[Records from a dataset]
-*-*-
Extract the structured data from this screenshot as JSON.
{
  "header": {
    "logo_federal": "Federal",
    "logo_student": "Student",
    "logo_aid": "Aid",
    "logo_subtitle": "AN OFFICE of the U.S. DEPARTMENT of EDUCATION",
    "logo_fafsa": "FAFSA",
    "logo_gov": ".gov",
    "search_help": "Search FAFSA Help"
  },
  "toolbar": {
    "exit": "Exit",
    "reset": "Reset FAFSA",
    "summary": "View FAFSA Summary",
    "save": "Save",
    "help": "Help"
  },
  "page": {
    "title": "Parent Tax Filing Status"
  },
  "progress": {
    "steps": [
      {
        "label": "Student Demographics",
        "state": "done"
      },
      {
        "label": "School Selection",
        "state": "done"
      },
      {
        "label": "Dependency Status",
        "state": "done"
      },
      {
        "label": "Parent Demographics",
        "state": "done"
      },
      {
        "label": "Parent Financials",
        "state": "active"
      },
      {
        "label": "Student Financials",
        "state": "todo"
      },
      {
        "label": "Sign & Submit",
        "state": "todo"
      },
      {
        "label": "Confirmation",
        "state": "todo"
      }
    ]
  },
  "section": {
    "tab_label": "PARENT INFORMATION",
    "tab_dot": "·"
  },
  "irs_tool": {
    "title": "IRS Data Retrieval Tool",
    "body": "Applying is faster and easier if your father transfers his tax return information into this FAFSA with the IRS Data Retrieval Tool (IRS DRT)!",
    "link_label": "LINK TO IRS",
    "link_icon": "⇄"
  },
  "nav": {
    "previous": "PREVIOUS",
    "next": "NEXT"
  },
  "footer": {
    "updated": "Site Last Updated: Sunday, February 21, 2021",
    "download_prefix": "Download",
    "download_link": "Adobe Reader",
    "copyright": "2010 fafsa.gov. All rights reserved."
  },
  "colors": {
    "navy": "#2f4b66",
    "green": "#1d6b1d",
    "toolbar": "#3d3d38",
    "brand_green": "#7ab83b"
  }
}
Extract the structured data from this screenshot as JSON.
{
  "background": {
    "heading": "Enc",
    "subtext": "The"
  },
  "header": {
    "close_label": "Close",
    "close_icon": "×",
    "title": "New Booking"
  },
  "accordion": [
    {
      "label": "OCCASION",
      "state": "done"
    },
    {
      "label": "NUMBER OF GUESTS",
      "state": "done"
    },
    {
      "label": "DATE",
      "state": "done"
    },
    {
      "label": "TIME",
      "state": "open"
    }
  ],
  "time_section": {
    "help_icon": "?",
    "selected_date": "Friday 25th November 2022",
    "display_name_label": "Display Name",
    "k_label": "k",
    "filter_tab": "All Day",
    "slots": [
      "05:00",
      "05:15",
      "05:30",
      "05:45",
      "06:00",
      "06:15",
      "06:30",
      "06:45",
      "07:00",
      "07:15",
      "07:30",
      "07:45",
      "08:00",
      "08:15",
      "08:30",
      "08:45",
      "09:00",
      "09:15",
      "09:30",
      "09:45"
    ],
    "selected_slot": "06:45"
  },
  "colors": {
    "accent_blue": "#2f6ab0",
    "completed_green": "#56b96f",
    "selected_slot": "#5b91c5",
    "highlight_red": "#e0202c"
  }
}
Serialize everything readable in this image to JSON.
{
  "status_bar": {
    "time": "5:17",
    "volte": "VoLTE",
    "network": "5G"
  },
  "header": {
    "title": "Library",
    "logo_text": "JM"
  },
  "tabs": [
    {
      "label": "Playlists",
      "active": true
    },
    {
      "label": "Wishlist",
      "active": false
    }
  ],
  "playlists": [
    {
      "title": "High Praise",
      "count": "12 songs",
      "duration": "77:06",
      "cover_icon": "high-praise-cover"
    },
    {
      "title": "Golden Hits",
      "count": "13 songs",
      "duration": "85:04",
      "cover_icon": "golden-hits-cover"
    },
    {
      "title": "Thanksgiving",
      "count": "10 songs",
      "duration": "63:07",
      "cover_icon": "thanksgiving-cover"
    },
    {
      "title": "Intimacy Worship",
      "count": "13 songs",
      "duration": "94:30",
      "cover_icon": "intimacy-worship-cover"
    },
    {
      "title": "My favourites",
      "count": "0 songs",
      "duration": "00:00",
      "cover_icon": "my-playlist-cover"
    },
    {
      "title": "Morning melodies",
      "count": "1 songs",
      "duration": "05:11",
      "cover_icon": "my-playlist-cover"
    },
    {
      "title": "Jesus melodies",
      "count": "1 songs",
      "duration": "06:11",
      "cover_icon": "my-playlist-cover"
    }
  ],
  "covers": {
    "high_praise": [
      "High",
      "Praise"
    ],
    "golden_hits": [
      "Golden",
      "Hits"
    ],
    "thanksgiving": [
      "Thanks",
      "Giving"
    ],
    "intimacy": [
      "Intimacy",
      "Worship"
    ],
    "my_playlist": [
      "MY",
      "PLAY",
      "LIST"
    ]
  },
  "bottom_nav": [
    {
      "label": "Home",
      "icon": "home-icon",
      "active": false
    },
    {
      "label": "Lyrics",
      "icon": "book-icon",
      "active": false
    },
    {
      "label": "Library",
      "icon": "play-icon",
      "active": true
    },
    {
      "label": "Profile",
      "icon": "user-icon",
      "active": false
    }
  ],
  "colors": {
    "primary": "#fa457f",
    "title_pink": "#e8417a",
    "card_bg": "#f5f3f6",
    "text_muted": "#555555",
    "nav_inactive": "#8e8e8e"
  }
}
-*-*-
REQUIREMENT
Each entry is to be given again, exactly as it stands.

SOLVED PROBLEM
Extract the structured data from this screenshot as JSON.
{
  "header": {
    "logo_federal": "Federal",
    "logo_student": "Student",
    "logo_aid": "Aid",
    "logo_subtitle": "AN OFFICE of the U.S. DEPARTMENT of EDUCATION",
    "logo_fafsa": "FAFSA",
    "logo_gov": ".gov",
    "search_help": "Search FAFSA Help"
  },
  "toolbar": {
    "exit": "Exit",
    "reset": "Reset FAFSA",
    "summary": "View FAFSA Summary",
    "save": "Save",
    "help": "Help"
  },
  "page": {
    "title": "Parent Tax Filing Status"
  },
  "progress": {
    "steps": [
      {
        "label": "Student Demographics",
        "state": "done"
      },
      {
        "label": "School Selection",
        "state": "done"
      },
      {
        "label": "Dependency Status",
        "state": "done"
      },
      {
        "label": "Parent Demographics",
        "state": "done"
      },
      {
        "label": "Parent Financials",
        "state": "active"
      },
      {
        "label": "Student Financials",
        "state": "todo"
      },
      {
        "label": "Sign & Submit",
        "state": "todo"
      },
      {
        "label": "Confirmation",
        "state": "todo"
      }
    ]
  },
  "section": {
    "tab_label": "PARENT INFORMATION",
    "tab_dot": "·"
  },
  "irs_tool": {
    "title": "IRS Data Retrieval Tool",
    "body": "Applying is faster and easier if your father transfers his tax return information into this FAFSA with the IRS Data Retrieval Tool (IRS DRT)!",
    "link_label": "LINK TO IRS",
    "link_icon": "⇄"
  },
  "nav": {
    "previous": "PREVIOUS",
    "next": "NEXT"
  },
  "footer": {
    "updated": "Site Last Updated: Sunday, February 21, 2021",
    "download_prefix": "Download",
    "download_link": "Adobe Reader",
    "copyright": "2010 fafsa.gov. All rights reserved."
  },
  "colors": {
    "navy": "#2f4b66",
    "green": "#1d6b1d",
    "toolbar": "#3d3d38",
    "brand_green": "#7ab83b"
  }
}
Extract the structured data from this screenshot as JSON.
{
  "background": {
    "heading": "Enc",
    "subtext": "The"
  },
  "header": {
    "close_label": "Close",
    "close_icon": "×",
    "title": "New Booking"
  },
  "accordion": [
    {
      "label": "OCCASION",
      "state": "done"
    },
    {
      "label": "NUMBER OF GUESTS",
      "state": "done"
    },
    {
      "label": "DATE",
      "state": "done"
    },
    {
      "label": "TIME",
      "state": "open"
    }
  ],
  "time_section": {
    "help_icon": "?",
    "selected_date": "Friday 25th November 2022",
    "display_name_label": "Display Name",
    "k_label": "k",
    "filter_tab": "All Day",
    "slots": [
      "05:00",
      "05:15",
      "05:30",
      "05:45",
      "06:00",
      "06:15",
      "06:30",
      "06:45",
      "07:00",
      "07:15",
      "07:30",
      "07:45",
      "08:00",
      "08:15",
      "08:30",
      "08:45",
      "09:00",
      "09:15",
      "09:30",
      "09:45"
    ],
    "selected_slot": "06:45"
  },
  "colors": {
    "accent_blue": "#2f6ab0",
    "completed_green": "#56b96f",
    "selected_slot": "#5b91c5",
    "highlight_red": "#e0202c"
  }
}
Serialize everything readable in this image to JSON.
{
  "status_bar": {
    "time": "5:17",
    "volte": "VoLTE",
    "network": "5G"
  },
  "header": {
    "title": "Library",
    "logo_text": "JM"
  },
  "tabs": [
    {
      "label": "Playlists",
      "active": true
    },
    {
      "label": "Wishlist",
      "active": false
    }
  ],
  "playlists": [
    {
      "title": "High Praise",
      "count": "12 songs",
      "duration": "77:06",
      "cover_icon": "high-praise-cover"
    },
    {
      "title": "Golden Hits",
      "count": "13 songs",
      "duration": "85:04",
      "cover_icon": "golden-hits-cover"
    },
    {
      "title": "Thanksgiving",
      "count": "10 songs",
      "duration": "63:07",
      "cover_icon": "thanksgiving-cover"
    },
    {
      "title": "Intimacy Worship",
      "count": "13 songs",
      "duration": "94:30",
      "cover_icon": "intimacy-worship-cover"
    },
    {
      "title": "My favourites",
      "count": "0 songs",
      "duration": "00:00",
      "cover_icon": "my-playlist-cover"
    },
    {
      "title": "Morning melodies",
      "count": "1 songs",
      "duration": "05:11",
      "cover_icon": "my-playlist-cover"
    },
    {
      "title": "Jesus melodies",
      "count": "1 songs",
      "duration": "06:11",
      "cover_icon": "my-playlist-cover"
    }
  ],
  "covers": {
    "high_praise": [
      "High",
      "Praise"
    ],
    "golden_hits": [
      "Golden",
      "Hits"
    ],
    "thanksgiving": [
      "Thanks",
      "Giving"
    ],
    "intimacy": [
      "Intimacy",
      "Worship"
    ],
    "my_playlist": [
      "MY",
      "PLAY",
      "LIST"
    ]
  },
  "bottom_nav": [
    {
      "label": "Home",
      "icon": "home-icon",
      "active": false
    },
    {
      "label": "Lyrics",
      "icon": "book-icon",
      "active": false
    },
    {
      "label": "Library",
      "icon": "play-icon",
      "active": true
    },
    {
      "label": "Profile",
      "icon": "user-icon",
      "active": false
    }
  ],
  "colors": {
    "primary": "#fa457f",
    "title_pink": "#e8417a",
    "card_bg": "#f5f3f6",
    "text_muted": "#555555",
    "nav_inactive": "#8e8e8e"
  }
}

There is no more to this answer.